■ DATA FOR REVIEW:
__________
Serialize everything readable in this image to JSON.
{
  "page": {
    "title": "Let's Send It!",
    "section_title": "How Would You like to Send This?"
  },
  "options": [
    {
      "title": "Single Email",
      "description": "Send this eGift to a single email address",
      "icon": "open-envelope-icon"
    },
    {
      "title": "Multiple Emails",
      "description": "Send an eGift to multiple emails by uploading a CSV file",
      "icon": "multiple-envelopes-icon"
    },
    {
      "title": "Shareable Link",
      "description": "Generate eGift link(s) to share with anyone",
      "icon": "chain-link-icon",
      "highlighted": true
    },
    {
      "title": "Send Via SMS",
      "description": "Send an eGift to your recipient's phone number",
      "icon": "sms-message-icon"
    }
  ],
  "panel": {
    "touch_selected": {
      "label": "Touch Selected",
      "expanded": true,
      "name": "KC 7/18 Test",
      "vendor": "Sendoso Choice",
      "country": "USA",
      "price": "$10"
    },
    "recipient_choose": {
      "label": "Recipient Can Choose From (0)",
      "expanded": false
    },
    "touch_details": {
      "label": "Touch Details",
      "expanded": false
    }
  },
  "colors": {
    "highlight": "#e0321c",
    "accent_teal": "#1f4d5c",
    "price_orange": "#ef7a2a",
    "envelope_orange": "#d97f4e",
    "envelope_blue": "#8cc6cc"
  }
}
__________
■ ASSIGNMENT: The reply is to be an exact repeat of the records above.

■ OUTPUT OF THE EXERCISE:
Serialize everything readable in this image to JSON.
{
  "page": {
    "title": "Let's Send It!",
    "section_title": "How Would You like to Send This?"
  },
  "options": [
    {
      "title": "Single Email",
      "description": "Send this eGift to a single email address",
      "icon": "open-envelope-icon"
    },
    {
      "title": "Multiple Emails",
      "description": "Send an eGift to multiple emails by uploading a CSV file",
      "icon": "multiple-envelopes-icon"
    },
    {
      "title": "Shareable Link",
      "description": "Generate eGift link(s) to share with anyone",
      "icon": "chain-link-icon",
      "highlighted": true
    },
    {
      "title": "Send Via SMS",
      "description": "Send an eGift to your recipient's phone number",
      "icon": "sms-message-icon"
    }
  ],
  "panel": {
    "touch_selected": {
      "label": "Touch Selected",
      "expanded": true,
      "name": "KC 7/18 Test",
      "vendor": "Sendoso Choice",
      "country": "USA",
      "price": "$10"
    },
    "recipient_choose": {
      "label": "Recipient Can Choose From (0)",
      "expanded": false
    },
    "touch_details": {
      "label": "Touch Details",
      "expanded": false
    }
  },
  "colors": {
    "highlight": "#e0321c",
    "accent_teal": "#1f4d5c",
    "price_orange": "#ef7a2a",
    "envelope_orange": "#d97f4e",
    "envelope_blue": "#8cc6cc"
  }
}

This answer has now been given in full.